McCulley points out that in the stories of Ruth and Rebecca in the Bible, it was God who brought each of those women their spouses. They didn't have to hunt. They were simply living faithfully to the Lord and serving others and then BOOM! God did the work. HE organized the situations of their meeting and falling in love. Raunikar wisely says "We can trust God to arrange those circumstances." I don't have to get nervous like John Mayer's lonely paranoia in Love Song for No One: "I could have met you in a sandbox/I could have passed you on the sidewalk/Could I have missed my chance and watched you walk away?" My life is in God's hands. I didn't miss my chance...

(As an inspiring aside, last month, one of my single male friends reminded me that God is FAR MORE invested in seeing me and my future spouse come together than I am. It seems impossible, but God's view of marriage is much, much more significant than mine--He is more excited than I am to bring a marriage to pass!)

On waiting:

"Waitingfaith is a high form of worship…God delivers His servants in ways that have them exercising their faith" (Charles Spurgeon).

What this means for me:
Am I living my days in fear (anxiety over whether or not God is gonna "get it right") or in faith that He WILL? Am I making the most of this wait by using it to deepen my trust in the Lord and His goodness?

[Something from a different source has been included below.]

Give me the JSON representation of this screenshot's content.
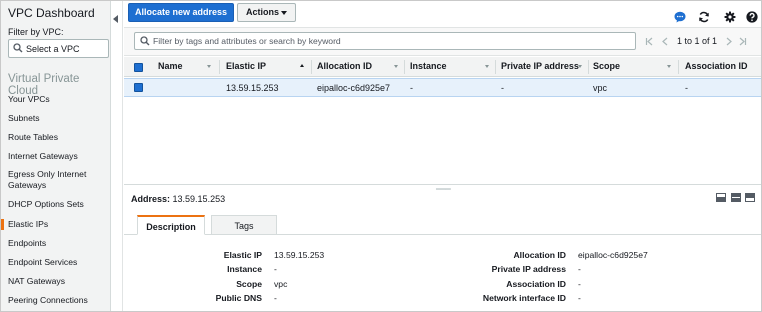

Am I exercising my faith by believing even though I don't see circumstances changing?

If waiting is worship, let me do it with everything within me: Eyes fixed on Him, with a grateful & joyful spirit, ever proclaiming His name.